Difficulty swallowing is called dysphagia. Dysphagia can indicate other serious medical conditions or it can be a result of stroke, nerve weakness, or other medical illnesses. It can occur at any age, but it is more common in older adults.

 

Symptoms of Difficult Swallowing
Signs associated with dysphagia are:

● Pain while swallowing
● Inability to swallow
● Sensation of food being stuck in throat or chest
● Hoarseness
● Drooling
● Regurgitation
● Frequent heartburn
● Unexpected weight loss
● Coughing or gagging when swallowing

 

Procedures and Treatments for Difficult Swallowing
Dysphagia can sometimes be treated by learning exercises that can strengthen and coordinate swallowing muscles, or by learning new swallowing techniques. Depending on the root of the issue, medications may be prescribed. For example, dysphagia as a result of gastroesophageal reflux disease (GERD) may go away if the reflux is controlled. More surgical approaches may be the best option. The esophagus can be dilated with a small balloon, or other endoscopic surgeries can repair damage in the throat or voice box.

This condition is characterized by the formation of a pouch in the upper esophagus that causes difficulty swallowing and regurgitation. Zenker’s diverticulum can cause food to get trapped in this extra pouch in the esophagus, which can lead to very bad breath and infection. This condition is rare and is almost always found in elderly patients. If you suspect you have Zenker’s diverticulum, it will be diagnosed with swallowing tests, like a barium swallow.

 

Procedures and Treatment for Zenker’s Diverticulum
If the diverticulum is large enough to cause symptoms, then it likely needs to be removed.
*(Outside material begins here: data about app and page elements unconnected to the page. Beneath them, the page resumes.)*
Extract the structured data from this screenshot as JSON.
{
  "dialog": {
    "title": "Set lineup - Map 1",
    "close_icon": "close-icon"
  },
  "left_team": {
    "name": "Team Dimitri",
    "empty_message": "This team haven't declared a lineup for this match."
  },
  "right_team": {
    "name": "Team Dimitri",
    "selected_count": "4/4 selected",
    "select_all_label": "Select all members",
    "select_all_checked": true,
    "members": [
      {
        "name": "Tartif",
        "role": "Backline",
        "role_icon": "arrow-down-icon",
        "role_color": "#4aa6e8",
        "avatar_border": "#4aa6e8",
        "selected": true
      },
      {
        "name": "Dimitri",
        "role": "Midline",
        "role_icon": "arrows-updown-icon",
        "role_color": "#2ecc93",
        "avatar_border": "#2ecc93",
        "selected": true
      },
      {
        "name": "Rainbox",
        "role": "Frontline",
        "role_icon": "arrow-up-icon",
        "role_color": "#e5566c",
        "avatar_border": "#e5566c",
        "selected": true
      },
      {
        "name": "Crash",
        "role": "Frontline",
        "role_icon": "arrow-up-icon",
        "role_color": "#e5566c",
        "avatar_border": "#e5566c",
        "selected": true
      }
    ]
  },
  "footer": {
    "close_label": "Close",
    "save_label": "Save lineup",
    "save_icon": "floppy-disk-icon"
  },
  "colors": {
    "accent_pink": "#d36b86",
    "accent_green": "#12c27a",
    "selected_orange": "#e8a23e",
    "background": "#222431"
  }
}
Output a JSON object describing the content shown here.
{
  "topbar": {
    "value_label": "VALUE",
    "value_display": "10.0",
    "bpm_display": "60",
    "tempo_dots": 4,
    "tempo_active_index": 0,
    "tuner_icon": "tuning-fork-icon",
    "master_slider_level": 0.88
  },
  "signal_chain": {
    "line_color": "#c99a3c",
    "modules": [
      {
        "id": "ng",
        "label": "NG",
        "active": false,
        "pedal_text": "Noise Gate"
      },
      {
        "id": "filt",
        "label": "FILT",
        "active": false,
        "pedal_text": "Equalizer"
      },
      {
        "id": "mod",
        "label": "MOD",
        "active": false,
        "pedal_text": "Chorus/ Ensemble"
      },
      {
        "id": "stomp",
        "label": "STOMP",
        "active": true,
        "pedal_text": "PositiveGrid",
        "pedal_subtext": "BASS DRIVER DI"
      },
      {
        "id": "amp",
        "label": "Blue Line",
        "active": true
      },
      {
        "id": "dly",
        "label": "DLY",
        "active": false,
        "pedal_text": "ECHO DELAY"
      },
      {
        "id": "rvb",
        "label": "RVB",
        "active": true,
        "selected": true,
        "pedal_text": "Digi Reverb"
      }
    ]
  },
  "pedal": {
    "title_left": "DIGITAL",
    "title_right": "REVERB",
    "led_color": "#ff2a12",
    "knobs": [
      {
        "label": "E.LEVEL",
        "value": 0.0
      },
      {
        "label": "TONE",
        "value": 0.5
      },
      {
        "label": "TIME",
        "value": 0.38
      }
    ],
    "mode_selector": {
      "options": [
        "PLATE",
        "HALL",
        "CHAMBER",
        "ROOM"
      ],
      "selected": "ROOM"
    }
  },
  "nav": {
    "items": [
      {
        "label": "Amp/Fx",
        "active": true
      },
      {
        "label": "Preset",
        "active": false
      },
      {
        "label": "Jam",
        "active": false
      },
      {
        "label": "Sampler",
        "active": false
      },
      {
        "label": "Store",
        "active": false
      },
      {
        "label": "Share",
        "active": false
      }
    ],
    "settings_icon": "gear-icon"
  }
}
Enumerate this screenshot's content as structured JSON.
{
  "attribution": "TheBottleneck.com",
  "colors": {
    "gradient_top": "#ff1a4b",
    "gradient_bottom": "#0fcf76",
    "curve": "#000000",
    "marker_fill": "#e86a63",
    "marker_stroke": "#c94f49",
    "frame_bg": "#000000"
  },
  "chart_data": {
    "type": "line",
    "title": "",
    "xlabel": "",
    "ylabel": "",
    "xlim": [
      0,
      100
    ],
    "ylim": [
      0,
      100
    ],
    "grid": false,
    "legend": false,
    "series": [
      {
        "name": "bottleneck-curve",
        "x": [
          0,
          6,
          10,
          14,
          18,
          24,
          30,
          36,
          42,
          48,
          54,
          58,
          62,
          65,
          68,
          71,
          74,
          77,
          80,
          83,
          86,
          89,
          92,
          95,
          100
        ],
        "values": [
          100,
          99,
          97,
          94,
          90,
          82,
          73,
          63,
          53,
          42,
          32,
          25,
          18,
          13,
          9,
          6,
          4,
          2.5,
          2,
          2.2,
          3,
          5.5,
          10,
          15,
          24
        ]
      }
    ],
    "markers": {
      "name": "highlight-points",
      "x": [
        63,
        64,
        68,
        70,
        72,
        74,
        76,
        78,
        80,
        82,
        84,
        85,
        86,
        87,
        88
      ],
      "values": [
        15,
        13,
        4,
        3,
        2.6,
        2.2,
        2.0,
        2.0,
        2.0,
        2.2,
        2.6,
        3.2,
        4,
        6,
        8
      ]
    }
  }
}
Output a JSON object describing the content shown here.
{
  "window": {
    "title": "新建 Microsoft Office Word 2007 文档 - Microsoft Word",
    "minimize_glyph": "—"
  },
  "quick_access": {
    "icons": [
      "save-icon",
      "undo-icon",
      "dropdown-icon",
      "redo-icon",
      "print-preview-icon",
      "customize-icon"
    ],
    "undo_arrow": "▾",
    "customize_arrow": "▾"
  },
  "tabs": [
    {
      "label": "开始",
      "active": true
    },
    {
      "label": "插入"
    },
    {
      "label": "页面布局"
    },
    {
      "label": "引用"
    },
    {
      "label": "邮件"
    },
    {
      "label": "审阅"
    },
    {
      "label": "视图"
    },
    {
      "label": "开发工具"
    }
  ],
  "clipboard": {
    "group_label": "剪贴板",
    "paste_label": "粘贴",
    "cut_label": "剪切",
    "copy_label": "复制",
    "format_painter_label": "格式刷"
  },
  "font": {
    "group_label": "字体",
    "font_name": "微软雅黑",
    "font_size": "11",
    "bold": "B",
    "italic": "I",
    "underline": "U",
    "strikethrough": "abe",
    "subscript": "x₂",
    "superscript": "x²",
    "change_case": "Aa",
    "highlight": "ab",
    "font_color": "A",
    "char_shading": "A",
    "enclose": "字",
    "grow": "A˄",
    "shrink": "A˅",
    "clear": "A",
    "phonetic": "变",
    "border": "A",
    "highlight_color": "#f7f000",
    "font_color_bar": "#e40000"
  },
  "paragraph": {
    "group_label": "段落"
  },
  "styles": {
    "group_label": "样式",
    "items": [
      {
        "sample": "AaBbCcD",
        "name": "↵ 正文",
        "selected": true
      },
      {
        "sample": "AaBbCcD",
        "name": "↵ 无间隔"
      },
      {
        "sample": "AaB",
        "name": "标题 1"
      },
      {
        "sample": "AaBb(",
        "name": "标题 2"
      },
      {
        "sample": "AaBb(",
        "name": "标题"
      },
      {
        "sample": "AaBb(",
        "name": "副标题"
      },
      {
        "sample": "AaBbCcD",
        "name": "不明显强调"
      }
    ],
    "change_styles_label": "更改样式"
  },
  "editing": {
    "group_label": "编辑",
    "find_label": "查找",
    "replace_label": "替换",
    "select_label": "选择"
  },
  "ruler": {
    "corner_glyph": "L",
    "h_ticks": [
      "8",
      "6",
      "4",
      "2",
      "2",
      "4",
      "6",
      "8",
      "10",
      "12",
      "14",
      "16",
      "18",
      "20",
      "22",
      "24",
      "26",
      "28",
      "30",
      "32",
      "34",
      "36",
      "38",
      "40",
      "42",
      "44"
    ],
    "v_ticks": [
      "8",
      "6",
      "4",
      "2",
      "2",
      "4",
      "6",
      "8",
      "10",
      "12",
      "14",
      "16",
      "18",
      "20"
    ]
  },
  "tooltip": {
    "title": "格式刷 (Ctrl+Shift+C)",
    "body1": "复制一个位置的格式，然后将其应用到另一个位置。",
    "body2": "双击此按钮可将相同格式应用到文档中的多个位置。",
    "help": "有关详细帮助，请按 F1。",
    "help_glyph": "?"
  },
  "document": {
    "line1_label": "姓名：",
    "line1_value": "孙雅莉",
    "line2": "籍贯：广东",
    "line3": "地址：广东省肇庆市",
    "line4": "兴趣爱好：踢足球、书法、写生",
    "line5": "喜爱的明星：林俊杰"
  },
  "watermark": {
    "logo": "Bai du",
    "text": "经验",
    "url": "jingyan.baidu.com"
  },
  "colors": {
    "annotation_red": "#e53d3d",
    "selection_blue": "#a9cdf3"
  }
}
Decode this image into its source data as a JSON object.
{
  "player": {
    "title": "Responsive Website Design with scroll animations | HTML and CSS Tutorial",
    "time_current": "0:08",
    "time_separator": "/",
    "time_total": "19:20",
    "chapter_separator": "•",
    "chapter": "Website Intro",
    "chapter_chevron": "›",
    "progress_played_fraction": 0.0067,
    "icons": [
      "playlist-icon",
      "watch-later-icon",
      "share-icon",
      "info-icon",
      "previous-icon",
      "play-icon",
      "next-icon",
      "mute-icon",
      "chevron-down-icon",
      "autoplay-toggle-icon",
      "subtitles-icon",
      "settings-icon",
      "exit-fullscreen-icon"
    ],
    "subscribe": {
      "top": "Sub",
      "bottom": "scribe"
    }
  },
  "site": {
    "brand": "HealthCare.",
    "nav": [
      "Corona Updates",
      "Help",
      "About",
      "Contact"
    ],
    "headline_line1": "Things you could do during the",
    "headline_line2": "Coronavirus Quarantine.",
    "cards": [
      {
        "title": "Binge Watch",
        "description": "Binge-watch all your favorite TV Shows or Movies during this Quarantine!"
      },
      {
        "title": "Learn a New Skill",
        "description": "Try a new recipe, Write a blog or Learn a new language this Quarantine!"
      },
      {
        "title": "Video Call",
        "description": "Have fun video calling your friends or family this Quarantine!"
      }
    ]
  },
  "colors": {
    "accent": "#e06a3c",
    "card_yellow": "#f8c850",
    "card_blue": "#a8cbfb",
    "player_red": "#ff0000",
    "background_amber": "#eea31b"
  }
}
There are several different ways to remove the pouch caused from the condition, including laser surgery or endoscopic stapling.